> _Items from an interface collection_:
──────────────────────────────

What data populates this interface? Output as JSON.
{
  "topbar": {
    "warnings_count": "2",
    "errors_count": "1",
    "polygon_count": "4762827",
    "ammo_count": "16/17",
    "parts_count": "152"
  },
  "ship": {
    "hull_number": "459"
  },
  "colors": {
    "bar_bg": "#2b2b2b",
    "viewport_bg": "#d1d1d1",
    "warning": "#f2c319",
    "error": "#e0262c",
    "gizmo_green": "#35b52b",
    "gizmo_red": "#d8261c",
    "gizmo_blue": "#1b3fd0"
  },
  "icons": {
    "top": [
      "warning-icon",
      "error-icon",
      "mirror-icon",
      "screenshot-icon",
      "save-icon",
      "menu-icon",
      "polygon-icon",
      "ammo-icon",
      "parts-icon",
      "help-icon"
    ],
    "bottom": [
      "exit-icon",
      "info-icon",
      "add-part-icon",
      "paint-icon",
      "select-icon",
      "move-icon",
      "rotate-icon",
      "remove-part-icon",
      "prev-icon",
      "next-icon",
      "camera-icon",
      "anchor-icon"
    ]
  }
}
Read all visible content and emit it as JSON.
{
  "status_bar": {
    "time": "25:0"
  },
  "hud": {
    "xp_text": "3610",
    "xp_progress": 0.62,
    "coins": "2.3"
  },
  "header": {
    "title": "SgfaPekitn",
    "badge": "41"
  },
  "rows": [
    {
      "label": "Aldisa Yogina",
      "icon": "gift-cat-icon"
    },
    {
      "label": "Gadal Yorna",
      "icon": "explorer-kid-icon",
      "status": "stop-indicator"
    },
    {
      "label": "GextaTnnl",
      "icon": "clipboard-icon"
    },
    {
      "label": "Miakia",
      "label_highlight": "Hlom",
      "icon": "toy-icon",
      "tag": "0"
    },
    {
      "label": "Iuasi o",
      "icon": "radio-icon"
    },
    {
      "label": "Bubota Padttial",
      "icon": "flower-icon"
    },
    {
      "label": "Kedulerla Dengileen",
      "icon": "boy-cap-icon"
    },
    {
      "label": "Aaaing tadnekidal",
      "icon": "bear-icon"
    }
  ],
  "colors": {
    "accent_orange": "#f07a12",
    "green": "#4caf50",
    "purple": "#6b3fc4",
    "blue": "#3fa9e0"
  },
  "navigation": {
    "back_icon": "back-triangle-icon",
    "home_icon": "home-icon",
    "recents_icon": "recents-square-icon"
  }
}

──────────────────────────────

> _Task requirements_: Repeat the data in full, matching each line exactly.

> _Solution_:
What data populates this interface? Output as JSON.
{
  "topbar": {
    "warnings_count": "2",
    "errors_count": "1",
    "polygon_count": "4762827",
    "ammo_count": "16/17",
    "parts_count": "152"
  },
  "ship": {
    "hull_number": "459"
  },
  "colors": {
    "bar_bg": "#2b2b2b",
    "viewport_bg": "#d1d1d1",
    "warning": "#f2c319",
    "error": "#e0262c",
    "gizmo_green": "#35b52b",
    "gizmo_red": "#d8261c",
    "gizmo_blue": "#1b3fd0"
  },
  "icons": {
    "top": [
      "warning-icon",
      "error-icon",
      "mirror-icon",
      "screenshot-icon",
      "save-icon",
      "menu-icon",
      "polygon-icon",
      "ammo-icon",
      "parts-icon",
      "help-icon"
    ],
    "bottom": [
      "exit-icon",
      "info-icon",
      "add-part-icon",
      "paint-icon",
      "select-icon",
      "move-icon",
      "rotate-icon",
      "remove-part-icon",
      "prev-icon",
      "next-icon",
      "camera-icon",
      "anchor-icon"
    ]
  }
}
Read all visible content and emit it as JSON.
{
  "status_bar": {
    "time": "25:0"
  },
  "hud": {
    "xp_text": "3610",
    "xp_progress": 0.62,
    "coins": "2.3"
  },
  "header": {
    "title": "SgfaPekitn",
    "badge": "41"
  },
  "rows": [
    {
      "label": "Aldisa Yogina",
      "icon": "gift-cat-icon"
    },
    {
      "label": "Gadal Yorna",
      "icon": "explorer-kid-icon",
      "status": "stop-indicator"
    },
    {
      "label": "GextaTnnl",
      "icon": "clipboard-icon"
    },
    {
      "label": "Miakia",
      "label_highlight": "Hlom",
      "icon": "toy-icon",
      "tag": "0"
    },
    {
      "label": "Iuasi o",
      "icon": "radio-icon"
    },
    {
      "label": "Bubota Padttial",
      "icon": "flower-icon"
    },
    {
      "label": "Kedulerla Dengileen",
      "icon": "boy-cap-icon"
    },
    {
      "label": "Aaaing tadnekidal",
      "icon": "bear-icon"
    }
  ],
  "colors": {
    "accent_orange": "#f07a12",
    "green": "#4caf50",
    "purple": "#6b3fc4",
    "blue": "#3fa9e0"
  },
  "navigation": {
    "back_icon": "back-triangle-icon",
    "home_icon": "home-icon",
    "recents_icon": "recents-square-icon"
  }
}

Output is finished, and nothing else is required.